The Compaq 6005 Pro is an AMD machine, and it is based on a motherboard that uses AMD's 785G chipset and uses Sempron, Athlon II, or Phenom II processors, which come in single-, dual-, or quad-core variants and a pretty wide clock speed range. The basic feeds and speeds of the motherboards in terms of memory and storage capacity are identical, as are the microtower and desktop case options and the number and type of peripheral slots. This box has ATI Radeon HD2400 graphics.

Both the Compaq 6000 and 6005 Pro desktop machines are sold with 17-inch and 24-inch flat LCD screens (which won't be available until October 1), and they can run Windows Vista, Windows 7, and Windows XP through a downgrade that will be available through April 2010. The machines can also be configured with Novell's SLED 10 or FreeDOS. The Compaq 6000 Pro has a starting price of $605, while the 6005 Pro has an entry price of $563.

That brings us to the MS214 All-in-One PC, which crams a small PC box with an AMD Athlon X2 3250e dual-core processor running at 1.5 GHz onto the back of 18.5-inch monitor. The monitor has a slimline DVD drive embedded in it, and the PC has room for 2GB of DDR2 main memory in two memory slots and one 320 GB SATA drive. The PC box has all of the usual ports and such that you expect from a PC, as well as a keyboard and a mouse. Pricing starts at $599, and this is the kind of thing that HP expects you to plunk in your kitchen.

Finally, HP is upgrading its MediaSmart servers, which run Microsoft's Windows Home Server operating system variant and which are designed to be a warehouse for files for both Windows and Mac OS PCs in the home environment. The MediaSmart servers have room for four hot-plug SATA drives, and come with either a 1TB (that's the EX490) or 1.5TB (the EX495) drive in the first slot. You add more disk drives as you need capacity, and you can even daisy chain the devices using eSATA ports if you want to keep streaming content from or archiving data to the same MediaSmart server. The updated MediaSmart server has a new media collector program that can scan all of the PCs linked to it and gather up and archive all of these files to make them a shared resource.

HP has chopped the prices on the MediaSmart servers with this launch as well as boosting the capacity.
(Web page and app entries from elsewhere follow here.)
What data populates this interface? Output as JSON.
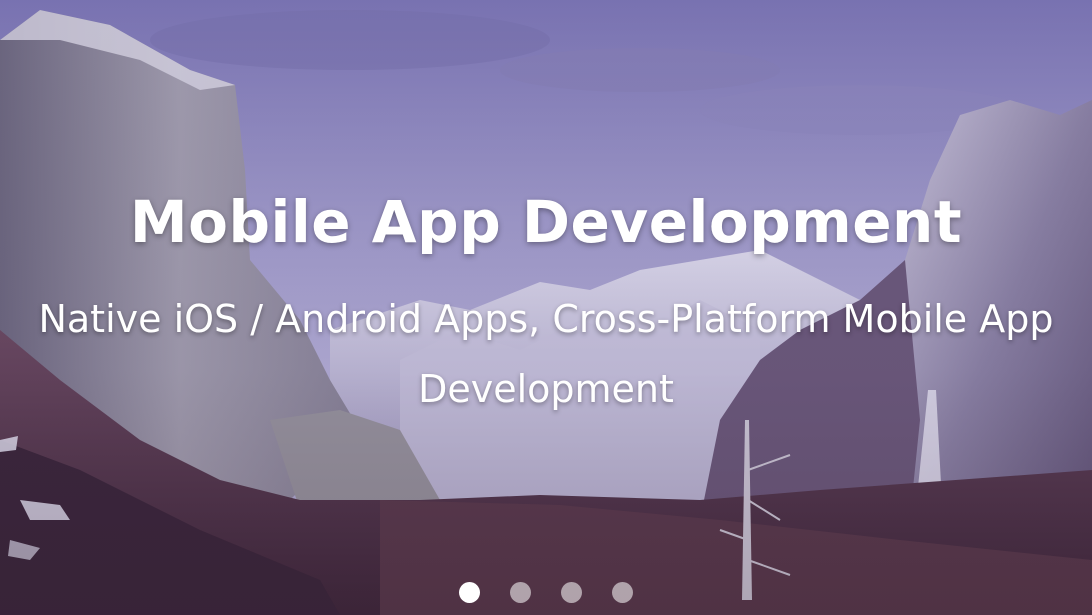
{
  "hero": {
    "title": "Mobile App Development",
    "subtitle": "Native iOS / Android Apps, Cross-Platform Mobile App Development"
  },
  "carousel": {
    "slide_count": 4,
    "active_index": 0
  },
  "colors": {
    "text": "#ffffff",
    "dot_active": "#ffffff",
    "dot_inactive": "#b8b4c8",
    "tint": "#6a5fa8"
  }
}
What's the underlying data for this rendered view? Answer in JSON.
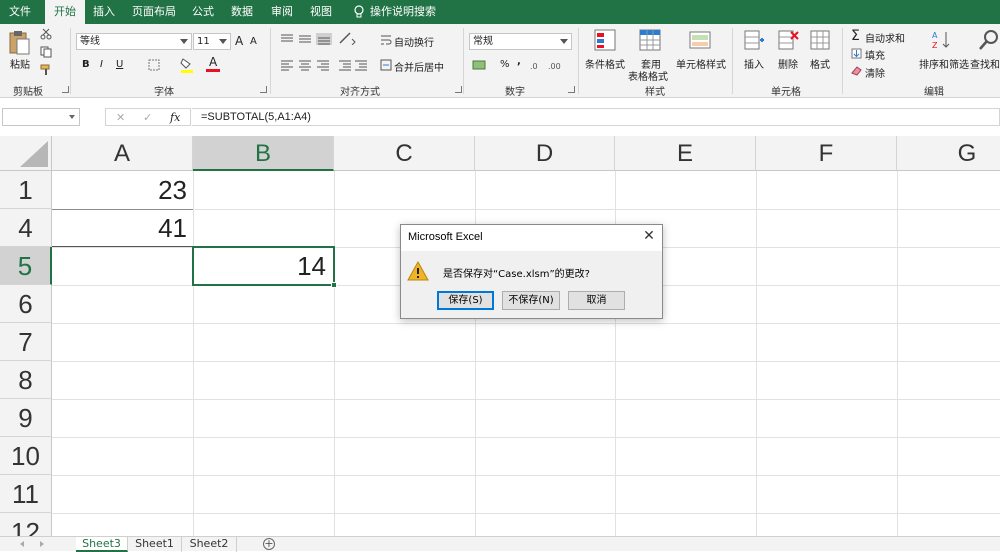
{
  "ribbon_tabs": [
    "文件",
    "开始",
    "插入",
    "页面布局",
    "公式",
    "数据",
    "审阅",
    "视图",
    "操作说明搜索"
  ],
  "active_tab": "开始",
  "groups": {
    "clipboard": {
      "label": "剪贴板",
      "paste": "粘贴"
    },
    "font": {
      "label": "字体",
      "font_name": "等线",
      "font_size": "11",
      "bold": "B",
      "italic": "I",
      "underline": "U",
      "grow": "A",
      "shrink": "A",
      "font_color": "A",
      "fill_icon": "paint-bucket"
    },
    "alignment": {
      "label": "对齐方式",
      "wrap": "自动换行",
      "merge": "合并后居中"
    },
    "number": {
      "label": "数字",
      "format": "常规",
      "percent": "%",
      "comma": ","
    },
    "styles": {
      "label": "样式",
      "conditional": "条件格式",
      "table_line1": "套用",
      "table_line2": "表格格式",
      "cell_styles": "单元格样式"
    },
    "cells": {
      "label": "单元格",
      "insert": "插入",
      "delete": "删除",
      "format": "格式"
    },
    "editing": {
      "label": "编辑",
      "autosum": "自动求和",
      "fill": "填充",
      "clear": "清除",
      "sort": "排序和筛选",
      "find": "查找和"
    }
  },
  "formula_bar": {
    "name_box": "",
    "cancel": "✕",
    "enter": "✓",
    "fx": "fx",
    "formula": "=SUBTOTAL(5,A1:A4)"
  },
  "grid": {
    "columns": [
      "A",
      "B",
      "C",
      "D",
      "E",
      "F",
      "G"
    ],
    "selected_column": "B",
    "rows": [
      "1",
      "4",
      "5",
      "6",
      "7",
      "8",
      "9",
      "10",
      "11",
      "12"
    ],
    "selected_row": "5",
    "cells": {
      "A1": "23",
      "A4": "41",
      "B5": "14"
    },
    "selected_cell": "B5"
  },
  "sheets": {
    "tabs": [
      "Sheet3",
      "Sheet1",
      "Sheet2"
    ],
    "active": "Sheet3",
    "add": "+"
  },
  "dialog": {
    "title": "Microsoft Excel",
    "message": "是否保存对“Case.xlsm”的更改?",
    "buttons": {
      "save": "保存(S)",
      "dont_save": "不保存(N)",
      "cancel": "取消"
    }
  },
  "colors": {
    "accent": "#217346",
    "dialog_default": "#0078d7",
    "warning": "#f0b429"
  }
}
The EX490 costs $549 with one disk and the EX495 costs $699 with one disk. ®